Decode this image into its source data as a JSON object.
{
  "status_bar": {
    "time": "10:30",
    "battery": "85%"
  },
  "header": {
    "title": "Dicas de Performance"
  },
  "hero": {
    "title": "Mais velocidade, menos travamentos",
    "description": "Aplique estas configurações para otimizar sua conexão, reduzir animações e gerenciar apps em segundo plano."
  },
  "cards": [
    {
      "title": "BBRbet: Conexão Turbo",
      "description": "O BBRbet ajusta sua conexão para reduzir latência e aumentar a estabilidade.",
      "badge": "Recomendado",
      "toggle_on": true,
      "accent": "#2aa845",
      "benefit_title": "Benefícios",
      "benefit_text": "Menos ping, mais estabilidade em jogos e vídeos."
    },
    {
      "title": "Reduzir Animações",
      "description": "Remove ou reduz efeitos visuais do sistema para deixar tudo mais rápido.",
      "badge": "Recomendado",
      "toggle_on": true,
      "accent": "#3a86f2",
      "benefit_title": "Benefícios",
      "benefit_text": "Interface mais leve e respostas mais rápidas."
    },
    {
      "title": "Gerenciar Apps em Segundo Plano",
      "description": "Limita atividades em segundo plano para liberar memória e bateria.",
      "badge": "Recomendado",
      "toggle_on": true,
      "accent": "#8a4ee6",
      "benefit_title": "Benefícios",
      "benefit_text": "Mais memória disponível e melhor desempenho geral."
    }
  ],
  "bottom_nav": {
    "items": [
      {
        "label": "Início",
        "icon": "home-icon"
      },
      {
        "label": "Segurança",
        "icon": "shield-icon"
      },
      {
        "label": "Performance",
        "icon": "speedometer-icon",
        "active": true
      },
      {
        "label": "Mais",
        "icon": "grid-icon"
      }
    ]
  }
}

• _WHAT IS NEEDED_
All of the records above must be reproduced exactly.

• _ANSWER BELOW_
Decode this image into its source data as a JSON object.
{
  "status_bar": {
    "time": "10:30",
    "battery": "85%"
  },
  "header": {
    "title": "Dicas de Performance"
  },
  "hero": {
    "title": "Mais velocidade, menos travamentos",
    "description": "Aplique estas configurações para otimizar sua conexão, reduzir animações e gerenciar apps em segundo plano."
  },
  "cards": [
    {
      "title": "BBRbet: Conexão Turbo",
      "description": "O BBRbet ajusta sua conexão para reduzir latência e aumentar a estabilidade.",
      "badge": "Recomendado",
      "toggle_on": true,
      "accent": "#2aa845",
      "benefit_title": "Benefícios",
      "benefit_text": "Menos ping, mais estabilidade em jogos e vídeos."
    },
    {
      "title": "Reduzir Animações",
      "description": "Remove ou reduz efeitos visuais do sistema para deixar tudo mais rápido.",
      "badge": "Recomendado",
      "toggle_on": true,
      "accent": "#3a86f2",
      "benefit_title": "Benefícios",
      "benefit_text": "Interface mais leve e respostas mais rápidas."
    },
    {
      "title": "Gerenciar Apps em Segundo Plano",
      "description": "Limita atividades em segundo plano para liberar memória e bateria.",
      "badge": "Recomendado",
      "toggle_on": true,
      "accent": "#8a4ee6",
      "benefit_title": "Benefícios",
      "benefit_text": "Mais memória disponível e melhor desempenho geral."
    }
  ],
  "bottom_nav": {
    "items": [
      {
        "label": "Início",
        "icon": "home-icon"
      },
      {
        "label": "Segurança",
        "icon": "shield-icon"
      },
      {
        "label": "Performance",
        "icon": "speedometer-icon",
        "active": true
      },
      {
        "label": "Mais",
        "icon": "grid-icon"
      }
    ]
  }
}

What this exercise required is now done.